It’s a bit of an odd story – a trunk gone astray in one of two cities, and no one’s really sure which. But it must’ve made for one upset Major because this ad ran every day for almost a year and a half. Something tells me it was never recovered despite the offer of a “suitable reward.” More than likely the person who had the trunk looked at that offer and thought “Is it worth as much as a trunk full of silver plate? Because I’ve already got that.”
Of course, it’s hard to pin a dollar amount on Major Watson’s lost silver plate when he didn’t provide any details on what make it was, which form it took, and in what quantity. But some owners (one’s tempted to say “losers”) of other lost items left no detail unmentioned:
Though they didn’t receive the same full-caps treatment that the $71 cash got, the Bank of Montreal notes would’ve been a prized find. The bank’s notes were the first of their kind in Canada, and the most common form of payment at a time when there were numerous currencies floating around.
Here’s another example in the lost pocket-book line:
You begin to get the feeling that people were walking around with all the dough they had – or, at least, quite a bit of it. Which might not have been a bad idea if you were at all concerned about having your house rummaged through:
Incidentally, George Kingsmill, whose watch was stolen in 1833, would become the city’s High Constable two years later when the Toronto Police Department was first formed. As a member of the Orange Order, Kingsmill gained some notoriety for making it a practice to hire only other Orange-men as his constables. This proved to be pretty handy as Orange parading often turned into Orange rioting – it was probably quite comforting for the revelers to have some “official” support.
Here’s the man himself, if you’re curious:
I like to imagine that it was the loss of his watch that turned Kingsmill to a life of avenging petty crime – but it probably wasn’t nearly that dramatic. In any case, here he is again, meting out justice – of a sort:

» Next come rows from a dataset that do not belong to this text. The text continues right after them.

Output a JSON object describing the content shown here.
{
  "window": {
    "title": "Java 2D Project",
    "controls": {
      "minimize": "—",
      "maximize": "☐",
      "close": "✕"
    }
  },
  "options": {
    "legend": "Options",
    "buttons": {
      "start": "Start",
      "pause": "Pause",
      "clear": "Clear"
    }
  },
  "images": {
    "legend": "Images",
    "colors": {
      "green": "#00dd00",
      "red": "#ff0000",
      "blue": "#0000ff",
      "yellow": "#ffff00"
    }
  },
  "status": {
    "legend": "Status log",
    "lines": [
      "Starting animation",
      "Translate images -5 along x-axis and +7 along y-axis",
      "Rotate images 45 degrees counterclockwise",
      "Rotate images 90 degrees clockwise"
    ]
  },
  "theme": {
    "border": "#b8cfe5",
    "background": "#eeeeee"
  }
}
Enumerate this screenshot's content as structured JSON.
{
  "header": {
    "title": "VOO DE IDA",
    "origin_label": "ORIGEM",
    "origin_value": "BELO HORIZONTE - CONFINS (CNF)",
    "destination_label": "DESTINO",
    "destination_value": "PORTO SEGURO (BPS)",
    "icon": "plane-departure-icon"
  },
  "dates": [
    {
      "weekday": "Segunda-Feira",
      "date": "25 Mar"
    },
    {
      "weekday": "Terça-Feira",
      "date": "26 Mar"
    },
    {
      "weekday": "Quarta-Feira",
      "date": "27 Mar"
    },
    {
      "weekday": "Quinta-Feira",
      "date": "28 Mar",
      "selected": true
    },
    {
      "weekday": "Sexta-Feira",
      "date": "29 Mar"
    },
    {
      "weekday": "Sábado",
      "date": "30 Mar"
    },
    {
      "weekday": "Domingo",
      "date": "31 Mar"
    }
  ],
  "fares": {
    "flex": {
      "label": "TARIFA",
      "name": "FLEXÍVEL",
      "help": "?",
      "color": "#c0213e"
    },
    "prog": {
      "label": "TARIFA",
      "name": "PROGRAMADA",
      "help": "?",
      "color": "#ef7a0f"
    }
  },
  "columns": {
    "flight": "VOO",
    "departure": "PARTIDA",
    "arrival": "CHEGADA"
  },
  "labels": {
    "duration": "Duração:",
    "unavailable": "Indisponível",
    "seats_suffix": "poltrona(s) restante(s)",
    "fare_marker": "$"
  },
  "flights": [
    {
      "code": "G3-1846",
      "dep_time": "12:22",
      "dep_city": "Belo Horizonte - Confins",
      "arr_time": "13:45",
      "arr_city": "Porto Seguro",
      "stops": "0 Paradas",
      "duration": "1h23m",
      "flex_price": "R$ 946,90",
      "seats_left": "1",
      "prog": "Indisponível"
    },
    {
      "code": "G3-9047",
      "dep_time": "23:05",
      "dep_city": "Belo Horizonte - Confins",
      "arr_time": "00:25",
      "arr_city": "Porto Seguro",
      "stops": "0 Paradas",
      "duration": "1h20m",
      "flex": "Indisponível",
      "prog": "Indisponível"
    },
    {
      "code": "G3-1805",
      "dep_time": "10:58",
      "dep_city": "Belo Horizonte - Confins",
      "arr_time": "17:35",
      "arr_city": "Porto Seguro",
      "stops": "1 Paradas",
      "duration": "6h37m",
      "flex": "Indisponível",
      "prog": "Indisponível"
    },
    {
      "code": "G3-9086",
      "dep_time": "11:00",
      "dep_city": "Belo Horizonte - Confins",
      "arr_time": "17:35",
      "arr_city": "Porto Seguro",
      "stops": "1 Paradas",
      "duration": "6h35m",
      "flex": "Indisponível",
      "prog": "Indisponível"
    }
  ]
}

Whatever the backstory on this particular cow, it was just one of many strayed four-legged possessions to appear in print. By and large, cows and horses made up the bulk of the “lost and found” listings in Toronto’s newspapers:
Knowing the city today, it’s easier to see a horse straying from the wide-open spaces of Etobicoke than it is to imagine a couple of cows lost on Yonge St, isn’t it?
But, of course, 19th century Yonge St was hardly the bustling, flashy, hectic thoroughfare we know today. In fact, until the late 1800s, large swaths of it (it is after all 83 km long – or 53 miles) looked like this:
With all of these possessions floating, or moseying, about the city – lost and found in myriad ways – they all had at least one thing in common: someone was concerned enough to visit the newspaper office and lay out a few shillings (the preferred currency for newspaper ads) to get the item home.
Here are a few examples of what the city’s newspapers were charging for advertising:
And from The Globe:
Sadly, the advertising rates of the earlier Canadian Correspondent are less clear:
Which is a shame because I’d love to know how much extra it cost to add this little guy:
Now, I certainly wouldn’t blame you if you didn’t find the cost of old advertising very thrilling – but I can’t help but think it added an important wrinkle in the fate of many of these “found” things…
As you may have noted in many of the listings we’ve looked at, the advertiser mentions that the item will be returned not only when ownership is proved, but also when “expenses” have been paid. In the case of many of these, this would mean paying for the cost of the advertisement itself. And in the case of the cows and horses, I’m afraid it would also have meant covering the advertiser’s cost of having boarded and fed them. Considering the length of time some of these ads ran for, I’d imagine more than one advertiser eventually found himself one cow richer.